• _Assignment_
Locate the line that contains "Parse this screenshot: output" in the entries below, then repeat it and every following line through the line that contains "Give me the", exactly, and no others.

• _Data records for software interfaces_
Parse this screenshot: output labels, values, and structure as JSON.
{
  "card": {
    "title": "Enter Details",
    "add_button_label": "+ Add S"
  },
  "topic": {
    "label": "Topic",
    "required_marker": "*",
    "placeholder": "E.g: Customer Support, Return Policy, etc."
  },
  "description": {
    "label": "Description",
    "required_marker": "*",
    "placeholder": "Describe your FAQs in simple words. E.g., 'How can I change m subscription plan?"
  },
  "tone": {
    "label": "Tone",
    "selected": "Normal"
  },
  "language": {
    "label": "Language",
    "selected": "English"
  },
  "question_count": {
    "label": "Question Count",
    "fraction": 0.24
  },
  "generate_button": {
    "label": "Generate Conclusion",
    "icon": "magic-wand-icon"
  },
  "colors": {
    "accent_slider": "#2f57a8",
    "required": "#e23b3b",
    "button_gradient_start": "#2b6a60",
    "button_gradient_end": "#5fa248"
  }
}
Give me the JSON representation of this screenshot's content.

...

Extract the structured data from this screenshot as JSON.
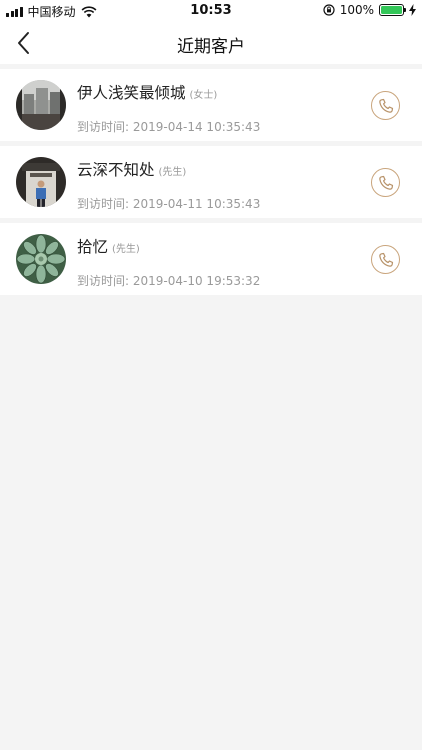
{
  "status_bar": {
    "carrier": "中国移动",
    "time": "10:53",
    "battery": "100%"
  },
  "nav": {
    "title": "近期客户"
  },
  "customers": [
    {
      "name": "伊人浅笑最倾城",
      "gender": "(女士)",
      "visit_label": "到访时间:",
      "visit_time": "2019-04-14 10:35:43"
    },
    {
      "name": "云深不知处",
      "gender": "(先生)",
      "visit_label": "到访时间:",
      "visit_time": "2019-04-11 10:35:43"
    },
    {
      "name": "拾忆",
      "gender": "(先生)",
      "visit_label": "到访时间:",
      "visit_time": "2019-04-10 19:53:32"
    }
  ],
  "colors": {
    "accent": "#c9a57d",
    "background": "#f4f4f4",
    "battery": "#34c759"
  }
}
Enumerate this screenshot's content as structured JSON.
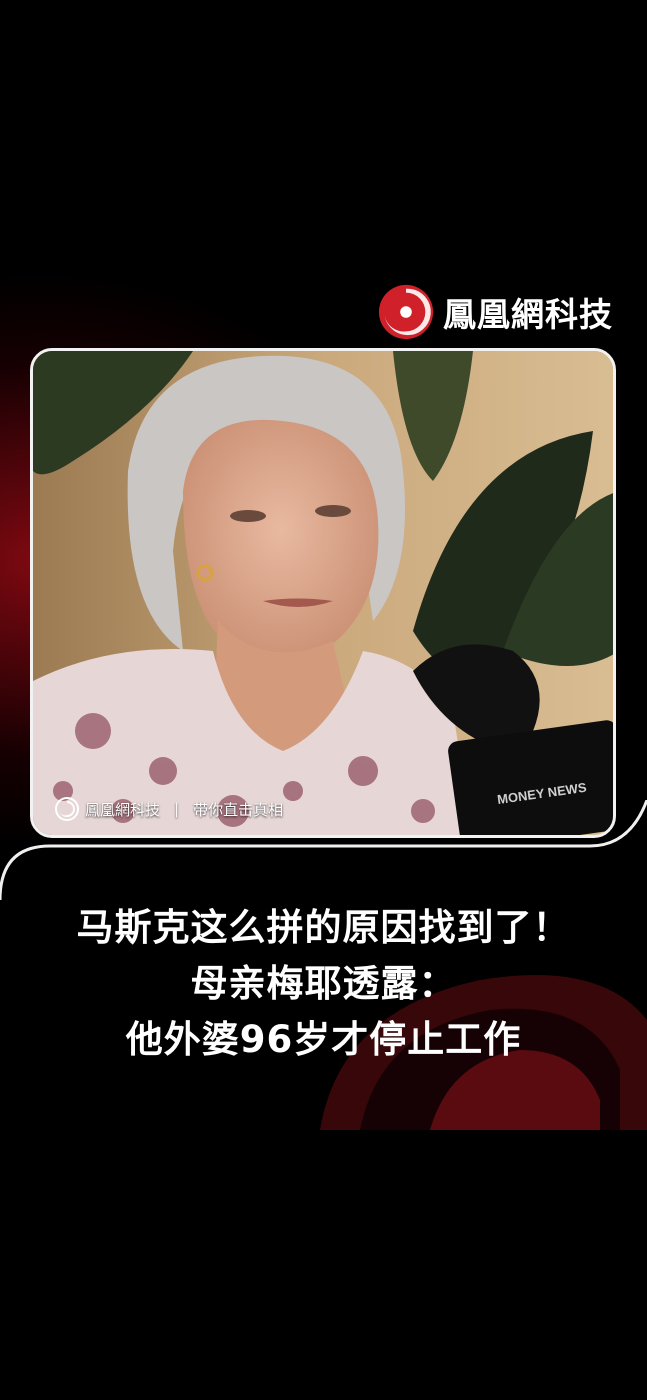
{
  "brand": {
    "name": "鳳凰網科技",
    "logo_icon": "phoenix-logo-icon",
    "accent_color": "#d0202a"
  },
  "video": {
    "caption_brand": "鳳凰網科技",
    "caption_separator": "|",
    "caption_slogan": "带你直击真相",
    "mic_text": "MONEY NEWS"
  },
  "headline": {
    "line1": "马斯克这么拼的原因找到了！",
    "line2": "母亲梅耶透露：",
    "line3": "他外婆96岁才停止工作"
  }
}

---

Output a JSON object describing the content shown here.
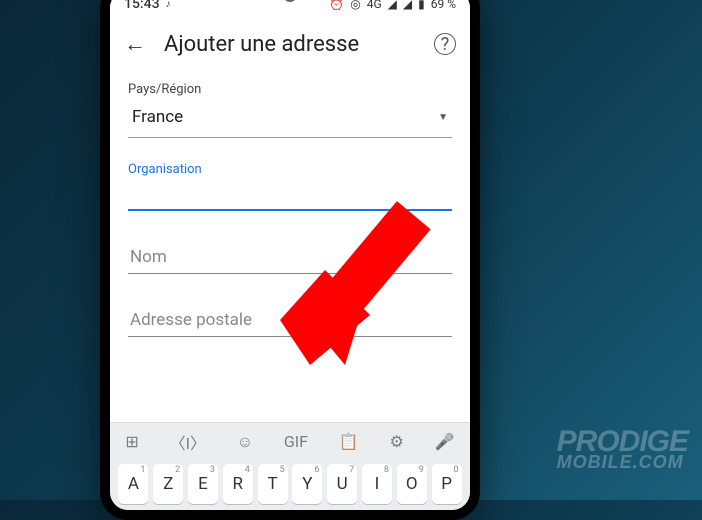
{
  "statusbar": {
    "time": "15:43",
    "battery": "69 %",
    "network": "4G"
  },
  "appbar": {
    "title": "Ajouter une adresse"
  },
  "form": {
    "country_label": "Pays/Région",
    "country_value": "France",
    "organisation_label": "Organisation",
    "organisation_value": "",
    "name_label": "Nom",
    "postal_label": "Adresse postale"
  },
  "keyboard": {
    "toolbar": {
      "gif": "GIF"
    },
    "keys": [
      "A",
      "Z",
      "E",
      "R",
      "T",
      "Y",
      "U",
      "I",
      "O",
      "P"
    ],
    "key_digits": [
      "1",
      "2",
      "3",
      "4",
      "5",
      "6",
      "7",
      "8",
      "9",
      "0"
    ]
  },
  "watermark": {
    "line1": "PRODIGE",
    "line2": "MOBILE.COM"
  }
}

• _Task result_
Parse this screenshot: output labels, values, and structure as JSON.
{
  "card": {
    "title": "Enter Details",
    "add_button_label": "+ Add S"
  },
  "topic": {
    "label": "Topic",
    "required_marker": "*",
    "placeholder": "E.g: Customer Support, Return Policy, etc."
  },
  "description": {
    "label": "Description",
    "required_marker": "*",
    "placeholder": "Describe your FAQs in simple words. E.g., 'How can I change m subscription plan?"
  },
  "tone": {
    "label": "Tone",
    "selected": "Normal"
  },
  "language": {
    "label": "Language",
    "selected": "English"
  },
  "question_count": {
    "label": "Question Count",
    "fraction": 0.24
  },
  "generate_button": {
    "label": "Generate Conclusion",
    "icon": "magic-wand-icon"
  },
  "colors": {
    "accent_slider": "#2f57a8",
    "required": "#e23b3b",
    "button_gradient_start": "#2b6a60",
    "button_gradient_end": "#5fa248"
  }
}
Give me the JSON representation of this screenshot's content.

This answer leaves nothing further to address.